Money Talks

SP: The problem with pricing stems from the bigger issue: no open conversation — not with your colleagues, your classmates, or your teachers. How do you find the discourse around it?

Dominic Livingston: When I started freelancing, I felt there wasn't much advice to go around. Other freelance designers lacked business insight and were far too casual about how they did their work. But I lend my insight and experience to upcoming designers now because when I started out, no one with experience would even speak to me.

Geoffrey Bunting: If anyone asks about how I price my work or how I handle that kind of thing, I'm happy to share. We get nothing in university, and we're all in this together as amateurs. We're designers, not accountants.
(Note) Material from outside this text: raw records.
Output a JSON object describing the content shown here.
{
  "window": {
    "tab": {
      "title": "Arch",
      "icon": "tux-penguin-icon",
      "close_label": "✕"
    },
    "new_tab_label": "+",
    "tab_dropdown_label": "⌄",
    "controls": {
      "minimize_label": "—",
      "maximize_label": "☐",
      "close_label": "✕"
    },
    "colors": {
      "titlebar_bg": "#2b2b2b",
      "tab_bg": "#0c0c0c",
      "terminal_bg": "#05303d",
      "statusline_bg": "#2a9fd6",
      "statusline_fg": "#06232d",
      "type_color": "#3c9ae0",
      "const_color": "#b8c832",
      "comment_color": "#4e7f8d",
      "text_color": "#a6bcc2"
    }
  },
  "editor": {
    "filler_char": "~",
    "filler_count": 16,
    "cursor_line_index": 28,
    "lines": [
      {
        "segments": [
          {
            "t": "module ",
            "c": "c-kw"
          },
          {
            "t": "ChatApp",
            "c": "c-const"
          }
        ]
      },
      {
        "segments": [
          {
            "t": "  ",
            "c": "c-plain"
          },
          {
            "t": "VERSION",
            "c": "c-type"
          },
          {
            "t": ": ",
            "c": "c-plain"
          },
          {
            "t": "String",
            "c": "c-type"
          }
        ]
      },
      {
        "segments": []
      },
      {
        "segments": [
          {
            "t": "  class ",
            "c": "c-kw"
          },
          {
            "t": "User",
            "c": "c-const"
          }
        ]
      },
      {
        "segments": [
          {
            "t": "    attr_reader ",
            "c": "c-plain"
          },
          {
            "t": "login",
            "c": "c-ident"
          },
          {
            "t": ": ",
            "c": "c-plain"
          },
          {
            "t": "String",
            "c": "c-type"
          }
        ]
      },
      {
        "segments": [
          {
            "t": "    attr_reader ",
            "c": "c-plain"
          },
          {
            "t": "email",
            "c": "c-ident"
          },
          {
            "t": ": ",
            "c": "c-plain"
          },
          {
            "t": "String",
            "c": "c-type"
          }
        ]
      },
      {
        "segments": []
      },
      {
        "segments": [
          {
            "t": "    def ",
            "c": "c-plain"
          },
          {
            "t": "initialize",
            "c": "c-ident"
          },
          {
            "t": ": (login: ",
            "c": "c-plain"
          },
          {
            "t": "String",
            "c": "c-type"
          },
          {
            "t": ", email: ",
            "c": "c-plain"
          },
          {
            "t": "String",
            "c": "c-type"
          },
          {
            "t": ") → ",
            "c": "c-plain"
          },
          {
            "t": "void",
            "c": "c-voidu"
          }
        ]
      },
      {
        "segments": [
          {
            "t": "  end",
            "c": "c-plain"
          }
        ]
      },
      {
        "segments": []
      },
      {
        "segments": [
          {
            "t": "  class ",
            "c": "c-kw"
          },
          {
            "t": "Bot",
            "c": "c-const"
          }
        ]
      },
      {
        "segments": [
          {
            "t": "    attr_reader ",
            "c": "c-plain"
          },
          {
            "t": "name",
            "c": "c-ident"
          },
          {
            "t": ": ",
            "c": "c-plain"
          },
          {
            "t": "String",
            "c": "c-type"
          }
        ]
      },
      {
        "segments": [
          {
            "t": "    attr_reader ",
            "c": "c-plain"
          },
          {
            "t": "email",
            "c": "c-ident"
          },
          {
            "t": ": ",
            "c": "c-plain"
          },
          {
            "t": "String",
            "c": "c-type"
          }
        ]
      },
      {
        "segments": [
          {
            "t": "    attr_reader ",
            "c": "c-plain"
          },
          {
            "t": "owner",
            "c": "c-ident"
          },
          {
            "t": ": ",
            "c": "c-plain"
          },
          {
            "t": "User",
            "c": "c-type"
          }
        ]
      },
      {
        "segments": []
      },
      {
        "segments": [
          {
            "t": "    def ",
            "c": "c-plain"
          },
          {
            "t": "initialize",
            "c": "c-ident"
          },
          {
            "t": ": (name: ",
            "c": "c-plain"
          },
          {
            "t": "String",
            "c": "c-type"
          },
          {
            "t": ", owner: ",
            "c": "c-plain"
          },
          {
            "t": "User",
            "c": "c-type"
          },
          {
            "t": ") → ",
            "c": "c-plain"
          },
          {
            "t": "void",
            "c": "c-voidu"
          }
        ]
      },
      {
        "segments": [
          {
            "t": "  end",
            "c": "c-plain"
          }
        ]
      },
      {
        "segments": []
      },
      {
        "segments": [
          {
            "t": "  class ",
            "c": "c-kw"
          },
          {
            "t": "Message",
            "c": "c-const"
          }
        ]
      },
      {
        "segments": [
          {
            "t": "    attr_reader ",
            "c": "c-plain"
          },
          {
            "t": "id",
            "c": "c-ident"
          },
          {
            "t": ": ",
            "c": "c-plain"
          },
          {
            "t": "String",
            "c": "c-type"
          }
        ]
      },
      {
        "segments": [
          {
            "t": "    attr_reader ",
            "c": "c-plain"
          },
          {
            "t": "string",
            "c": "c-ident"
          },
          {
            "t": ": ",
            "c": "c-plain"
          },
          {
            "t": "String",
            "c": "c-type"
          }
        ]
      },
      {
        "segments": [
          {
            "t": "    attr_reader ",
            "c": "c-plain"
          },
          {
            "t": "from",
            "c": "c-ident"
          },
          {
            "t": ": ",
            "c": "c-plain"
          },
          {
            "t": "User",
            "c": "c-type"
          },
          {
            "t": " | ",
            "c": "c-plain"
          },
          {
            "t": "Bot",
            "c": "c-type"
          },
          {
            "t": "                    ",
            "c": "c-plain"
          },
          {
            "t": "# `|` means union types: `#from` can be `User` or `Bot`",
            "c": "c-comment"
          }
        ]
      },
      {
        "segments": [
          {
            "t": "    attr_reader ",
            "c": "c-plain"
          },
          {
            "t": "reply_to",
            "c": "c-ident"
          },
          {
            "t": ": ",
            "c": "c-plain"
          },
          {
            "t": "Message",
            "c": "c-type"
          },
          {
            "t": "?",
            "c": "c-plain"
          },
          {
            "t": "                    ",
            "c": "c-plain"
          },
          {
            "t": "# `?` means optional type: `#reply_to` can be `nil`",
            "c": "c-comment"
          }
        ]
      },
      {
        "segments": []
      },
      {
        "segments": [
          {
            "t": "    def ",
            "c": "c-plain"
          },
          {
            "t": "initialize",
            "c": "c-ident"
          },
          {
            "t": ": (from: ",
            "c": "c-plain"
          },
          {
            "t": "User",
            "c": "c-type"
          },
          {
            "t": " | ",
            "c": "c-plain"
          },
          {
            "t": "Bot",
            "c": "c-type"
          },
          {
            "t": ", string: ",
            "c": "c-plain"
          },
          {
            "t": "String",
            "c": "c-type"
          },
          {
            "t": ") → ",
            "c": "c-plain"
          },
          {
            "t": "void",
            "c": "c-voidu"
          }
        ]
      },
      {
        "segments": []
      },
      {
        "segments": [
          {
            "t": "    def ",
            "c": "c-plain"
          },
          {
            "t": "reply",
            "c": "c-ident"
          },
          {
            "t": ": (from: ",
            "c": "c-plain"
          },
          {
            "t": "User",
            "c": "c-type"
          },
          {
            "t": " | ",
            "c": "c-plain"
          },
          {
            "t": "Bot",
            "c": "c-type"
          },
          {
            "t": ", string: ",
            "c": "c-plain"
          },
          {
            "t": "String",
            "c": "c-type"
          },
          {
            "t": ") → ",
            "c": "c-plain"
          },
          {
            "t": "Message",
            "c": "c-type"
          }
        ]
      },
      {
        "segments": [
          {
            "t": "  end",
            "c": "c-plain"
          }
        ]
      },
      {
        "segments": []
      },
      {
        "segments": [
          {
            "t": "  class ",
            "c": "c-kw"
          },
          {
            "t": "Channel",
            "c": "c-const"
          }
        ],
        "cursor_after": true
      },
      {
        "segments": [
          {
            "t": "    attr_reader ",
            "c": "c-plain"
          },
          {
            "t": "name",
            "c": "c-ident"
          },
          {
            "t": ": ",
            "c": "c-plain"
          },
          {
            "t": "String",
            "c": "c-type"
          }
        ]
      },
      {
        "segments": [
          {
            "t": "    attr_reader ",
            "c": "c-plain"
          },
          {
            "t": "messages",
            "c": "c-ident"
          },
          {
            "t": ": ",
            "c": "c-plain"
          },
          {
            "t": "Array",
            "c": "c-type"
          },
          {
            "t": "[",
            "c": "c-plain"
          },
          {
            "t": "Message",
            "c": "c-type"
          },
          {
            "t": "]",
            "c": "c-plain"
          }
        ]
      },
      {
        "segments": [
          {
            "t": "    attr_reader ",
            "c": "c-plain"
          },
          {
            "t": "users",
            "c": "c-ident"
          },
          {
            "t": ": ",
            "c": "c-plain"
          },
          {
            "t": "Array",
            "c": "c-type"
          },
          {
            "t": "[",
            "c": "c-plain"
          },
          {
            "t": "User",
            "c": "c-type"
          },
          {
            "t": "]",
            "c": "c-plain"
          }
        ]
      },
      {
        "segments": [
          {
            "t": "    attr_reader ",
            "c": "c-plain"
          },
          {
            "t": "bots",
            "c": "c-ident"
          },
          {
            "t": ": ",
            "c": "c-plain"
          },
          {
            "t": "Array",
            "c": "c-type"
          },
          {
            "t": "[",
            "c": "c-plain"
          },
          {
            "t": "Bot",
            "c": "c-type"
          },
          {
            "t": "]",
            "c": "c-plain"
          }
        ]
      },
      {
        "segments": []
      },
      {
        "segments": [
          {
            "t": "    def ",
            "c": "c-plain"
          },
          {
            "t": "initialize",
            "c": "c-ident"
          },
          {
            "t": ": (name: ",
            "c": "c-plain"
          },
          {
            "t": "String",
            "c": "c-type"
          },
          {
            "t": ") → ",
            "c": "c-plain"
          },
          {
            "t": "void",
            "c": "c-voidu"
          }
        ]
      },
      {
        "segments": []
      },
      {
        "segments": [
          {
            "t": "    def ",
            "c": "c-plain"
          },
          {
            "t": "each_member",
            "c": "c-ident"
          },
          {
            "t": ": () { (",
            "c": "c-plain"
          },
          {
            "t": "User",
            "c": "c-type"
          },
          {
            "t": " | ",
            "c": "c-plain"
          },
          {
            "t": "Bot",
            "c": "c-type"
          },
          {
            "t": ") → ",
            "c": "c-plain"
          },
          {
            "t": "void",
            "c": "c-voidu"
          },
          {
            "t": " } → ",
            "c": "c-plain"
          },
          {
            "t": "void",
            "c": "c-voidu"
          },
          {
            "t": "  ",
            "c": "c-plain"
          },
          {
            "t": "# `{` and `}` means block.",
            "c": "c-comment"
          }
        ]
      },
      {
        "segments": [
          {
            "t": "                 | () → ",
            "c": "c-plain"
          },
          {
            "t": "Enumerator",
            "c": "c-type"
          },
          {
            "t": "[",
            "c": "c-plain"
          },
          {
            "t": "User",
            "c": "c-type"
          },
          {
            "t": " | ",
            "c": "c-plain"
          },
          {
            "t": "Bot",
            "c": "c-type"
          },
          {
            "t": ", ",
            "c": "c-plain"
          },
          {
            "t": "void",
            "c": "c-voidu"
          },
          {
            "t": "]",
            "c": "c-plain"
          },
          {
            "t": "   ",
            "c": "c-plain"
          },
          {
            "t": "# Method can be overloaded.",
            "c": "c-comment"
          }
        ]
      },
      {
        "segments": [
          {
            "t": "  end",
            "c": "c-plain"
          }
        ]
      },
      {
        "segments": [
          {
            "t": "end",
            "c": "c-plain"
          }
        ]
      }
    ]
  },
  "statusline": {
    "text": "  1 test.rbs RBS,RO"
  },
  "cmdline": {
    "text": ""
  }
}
I don't want to be in a position where I'm doing more finance work than design work, and I don't want young designers to be overwhelmed by that side of things because nobody's talking about it bluntly.

Looking Forward

SP: What is your hope for the industry's future?

Geoffrey Bunting: In an ideal world, people would value what we do. We wouldn't have to work so hard on how we price our work and make the concessions necessary to get work in a gig economy. It'd be great if universities gave realistic impressions of how the industry is shaping up. It might not be easy when tutors tend to be on the older side and probably aren't actively practicing as much, but that doesn't mean you can't find people to come in and talk. Young designers need to know the reality before they graduate so they can prepare. More than that, we need real reform in how jobs are structured. Junior design jobs aren't junior design jobs anymore. Instead, they require experience and are being filled by desperate experienced designers. The whole industry is falling for not valuing itself.


Thank you to Geoffrey, Dominic, and Morphe for sharing their views with us. We will continue to explore this ever-important topic, so stay tuned!

More content!

Randomly Generated with Care

This website was designed with Wix.